Items from an interface collection:
▬▬▬▬▬▬▬▬▬▬
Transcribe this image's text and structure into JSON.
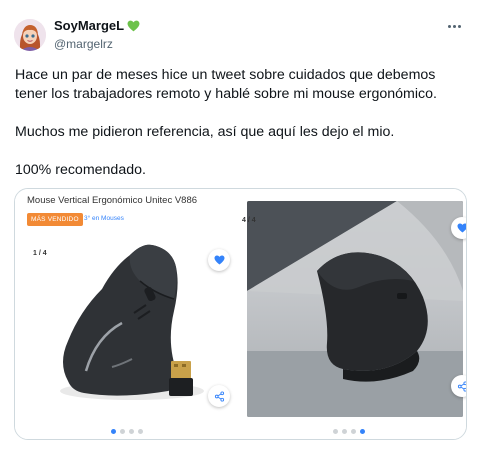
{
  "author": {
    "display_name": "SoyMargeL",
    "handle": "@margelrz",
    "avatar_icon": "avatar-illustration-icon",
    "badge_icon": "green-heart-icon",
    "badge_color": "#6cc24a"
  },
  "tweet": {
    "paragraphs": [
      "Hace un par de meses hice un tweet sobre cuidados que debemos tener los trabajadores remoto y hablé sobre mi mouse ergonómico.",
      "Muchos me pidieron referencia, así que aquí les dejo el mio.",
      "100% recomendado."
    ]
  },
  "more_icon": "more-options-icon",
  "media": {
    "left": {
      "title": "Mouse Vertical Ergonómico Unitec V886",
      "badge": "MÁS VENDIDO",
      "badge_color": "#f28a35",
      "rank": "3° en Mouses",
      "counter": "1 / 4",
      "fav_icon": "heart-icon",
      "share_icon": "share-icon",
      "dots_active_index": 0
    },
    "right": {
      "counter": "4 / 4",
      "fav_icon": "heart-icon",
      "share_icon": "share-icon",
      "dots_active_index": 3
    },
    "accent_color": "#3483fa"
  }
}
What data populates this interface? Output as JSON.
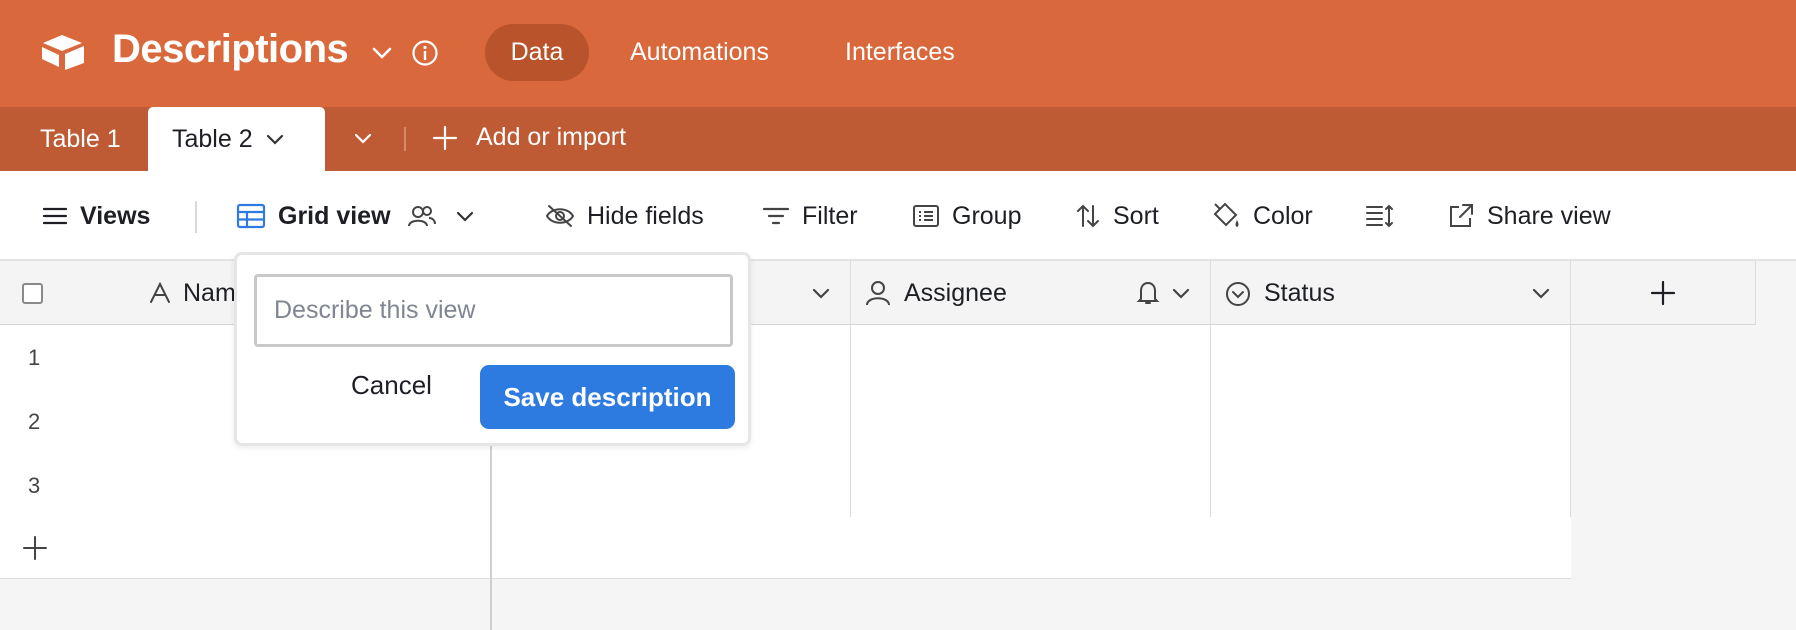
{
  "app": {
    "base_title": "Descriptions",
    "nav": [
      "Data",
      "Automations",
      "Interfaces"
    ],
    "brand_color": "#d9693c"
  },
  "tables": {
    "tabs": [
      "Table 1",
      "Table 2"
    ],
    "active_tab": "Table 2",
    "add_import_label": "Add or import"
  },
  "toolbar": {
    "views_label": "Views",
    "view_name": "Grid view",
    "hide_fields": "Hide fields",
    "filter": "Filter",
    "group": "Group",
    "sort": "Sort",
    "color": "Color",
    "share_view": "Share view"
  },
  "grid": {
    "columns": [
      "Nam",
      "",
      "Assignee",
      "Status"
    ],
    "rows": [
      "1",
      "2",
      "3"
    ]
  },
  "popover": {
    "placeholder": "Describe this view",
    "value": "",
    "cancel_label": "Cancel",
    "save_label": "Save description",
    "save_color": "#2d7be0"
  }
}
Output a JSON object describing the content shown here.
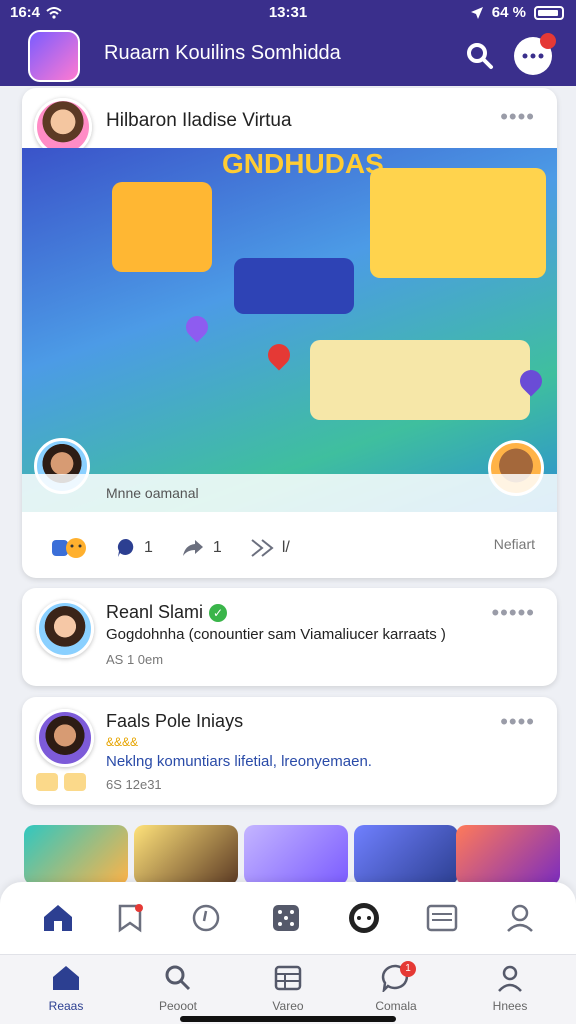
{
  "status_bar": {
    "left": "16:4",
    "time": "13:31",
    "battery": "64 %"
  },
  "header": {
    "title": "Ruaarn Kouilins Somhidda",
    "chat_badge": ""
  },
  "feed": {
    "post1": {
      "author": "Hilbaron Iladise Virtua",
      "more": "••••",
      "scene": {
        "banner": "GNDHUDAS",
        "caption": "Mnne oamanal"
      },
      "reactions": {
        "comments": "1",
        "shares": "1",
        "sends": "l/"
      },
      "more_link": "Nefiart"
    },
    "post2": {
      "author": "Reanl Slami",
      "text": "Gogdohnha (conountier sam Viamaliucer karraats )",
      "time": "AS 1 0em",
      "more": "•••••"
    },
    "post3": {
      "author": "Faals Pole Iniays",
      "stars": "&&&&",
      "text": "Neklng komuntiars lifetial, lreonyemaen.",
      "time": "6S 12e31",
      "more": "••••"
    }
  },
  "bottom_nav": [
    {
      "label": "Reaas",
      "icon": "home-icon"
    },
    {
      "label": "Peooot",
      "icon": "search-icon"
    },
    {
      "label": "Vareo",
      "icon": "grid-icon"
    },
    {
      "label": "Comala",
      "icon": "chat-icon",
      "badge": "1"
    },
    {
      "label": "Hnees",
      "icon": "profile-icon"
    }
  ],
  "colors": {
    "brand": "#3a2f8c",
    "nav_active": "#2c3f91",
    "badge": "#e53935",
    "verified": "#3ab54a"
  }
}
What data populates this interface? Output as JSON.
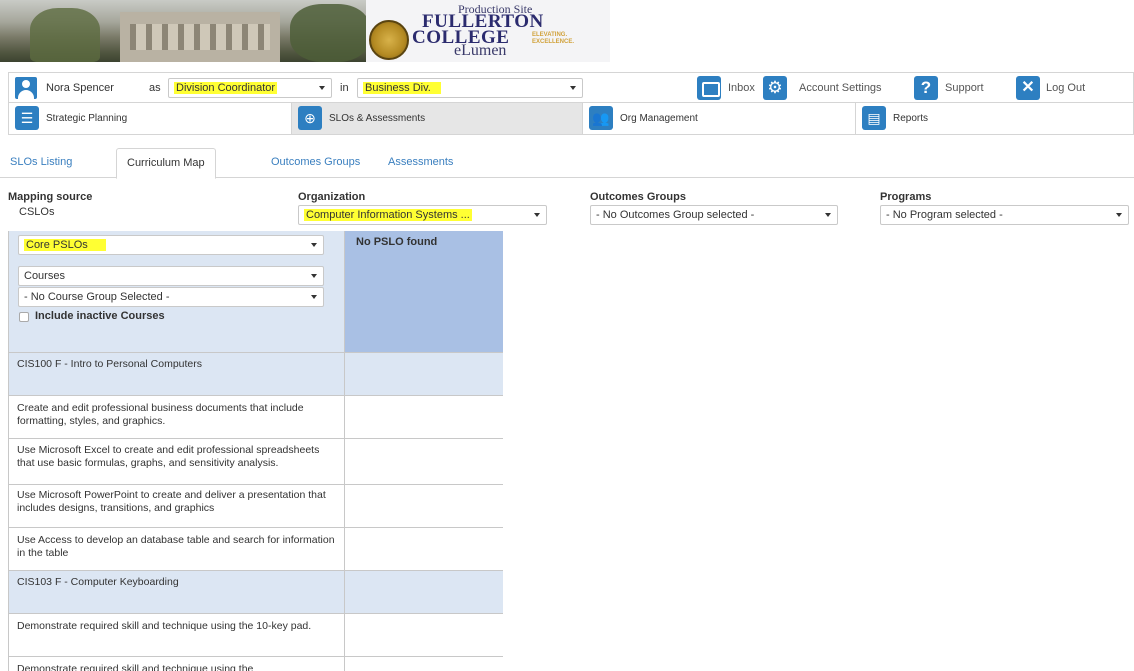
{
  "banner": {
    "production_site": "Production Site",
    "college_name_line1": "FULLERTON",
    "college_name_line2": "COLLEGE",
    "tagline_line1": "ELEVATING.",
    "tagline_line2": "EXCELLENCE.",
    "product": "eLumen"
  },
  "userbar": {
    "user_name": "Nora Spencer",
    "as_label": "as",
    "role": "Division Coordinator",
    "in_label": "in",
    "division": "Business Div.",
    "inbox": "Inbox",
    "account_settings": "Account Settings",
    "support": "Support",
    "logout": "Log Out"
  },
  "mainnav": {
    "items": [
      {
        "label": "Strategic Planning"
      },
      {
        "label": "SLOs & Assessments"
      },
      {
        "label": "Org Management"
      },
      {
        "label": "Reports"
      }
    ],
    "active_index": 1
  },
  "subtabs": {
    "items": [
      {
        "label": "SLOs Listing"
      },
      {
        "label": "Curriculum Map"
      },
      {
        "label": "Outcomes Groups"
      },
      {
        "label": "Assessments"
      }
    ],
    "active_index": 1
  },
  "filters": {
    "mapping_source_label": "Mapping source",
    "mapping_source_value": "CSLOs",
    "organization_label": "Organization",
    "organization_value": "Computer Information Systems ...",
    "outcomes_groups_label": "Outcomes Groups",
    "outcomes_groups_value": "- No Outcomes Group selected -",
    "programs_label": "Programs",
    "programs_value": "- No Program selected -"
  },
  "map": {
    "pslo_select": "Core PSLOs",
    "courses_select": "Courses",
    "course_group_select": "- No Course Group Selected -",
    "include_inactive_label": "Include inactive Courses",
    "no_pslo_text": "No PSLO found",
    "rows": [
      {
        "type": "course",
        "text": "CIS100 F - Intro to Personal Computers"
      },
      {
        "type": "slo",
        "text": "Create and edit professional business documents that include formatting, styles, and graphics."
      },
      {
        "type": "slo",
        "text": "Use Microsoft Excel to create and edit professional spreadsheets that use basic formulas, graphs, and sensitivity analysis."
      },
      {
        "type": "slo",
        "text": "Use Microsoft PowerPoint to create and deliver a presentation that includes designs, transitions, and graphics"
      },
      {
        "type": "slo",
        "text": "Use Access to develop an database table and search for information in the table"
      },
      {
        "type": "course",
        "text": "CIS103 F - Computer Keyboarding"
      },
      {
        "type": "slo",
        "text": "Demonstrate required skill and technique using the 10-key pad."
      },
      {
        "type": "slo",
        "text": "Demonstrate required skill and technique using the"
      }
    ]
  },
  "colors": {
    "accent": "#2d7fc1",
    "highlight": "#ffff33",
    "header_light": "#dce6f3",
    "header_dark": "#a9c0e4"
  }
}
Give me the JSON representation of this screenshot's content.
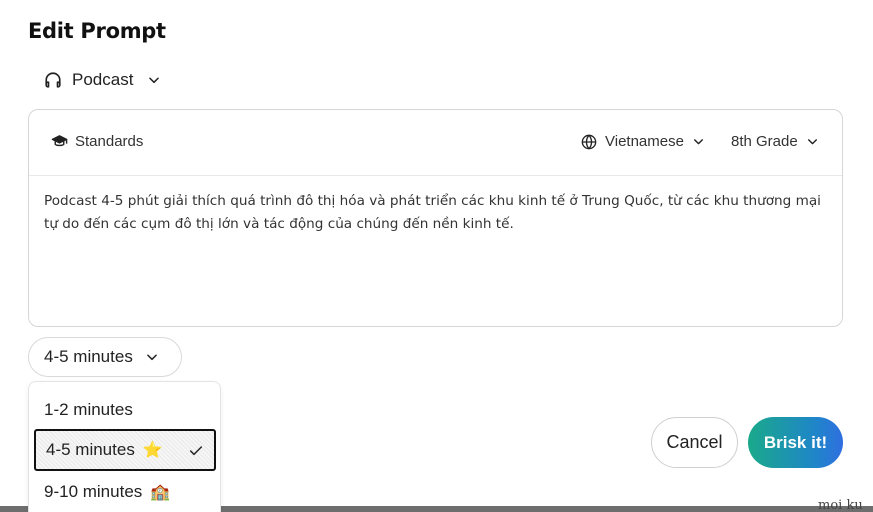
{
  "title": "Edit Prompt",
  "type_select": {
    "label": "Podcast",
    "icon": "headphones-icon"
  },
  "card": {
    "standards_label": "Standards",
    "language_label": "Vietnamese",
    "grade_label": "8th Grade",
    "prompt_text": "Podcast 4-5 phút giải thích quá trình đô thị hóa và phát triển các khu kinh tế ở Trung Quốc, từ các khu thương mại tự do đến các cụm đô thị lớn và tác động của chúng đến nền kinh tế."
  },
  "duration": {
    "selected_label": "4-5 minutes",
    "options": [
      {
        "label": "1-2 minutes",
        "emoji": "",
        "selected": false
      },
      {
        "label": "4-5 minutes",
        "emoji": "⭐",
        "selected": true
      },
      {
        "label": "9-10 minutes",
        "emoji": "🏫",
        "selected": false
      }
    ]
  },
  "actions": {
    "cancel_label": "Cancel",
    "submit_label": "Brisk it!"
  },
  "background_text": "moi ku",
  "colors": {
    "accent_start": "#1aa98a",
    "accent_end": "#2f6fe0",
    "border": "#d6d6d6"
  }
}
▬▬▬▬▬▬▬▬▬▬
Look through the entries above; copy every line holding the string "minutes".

    "selected_label": "4-5 minutes",
        "label": "1-2 minutes",
        "label": "4-5 minutes",
        "label": "9-10 minutes",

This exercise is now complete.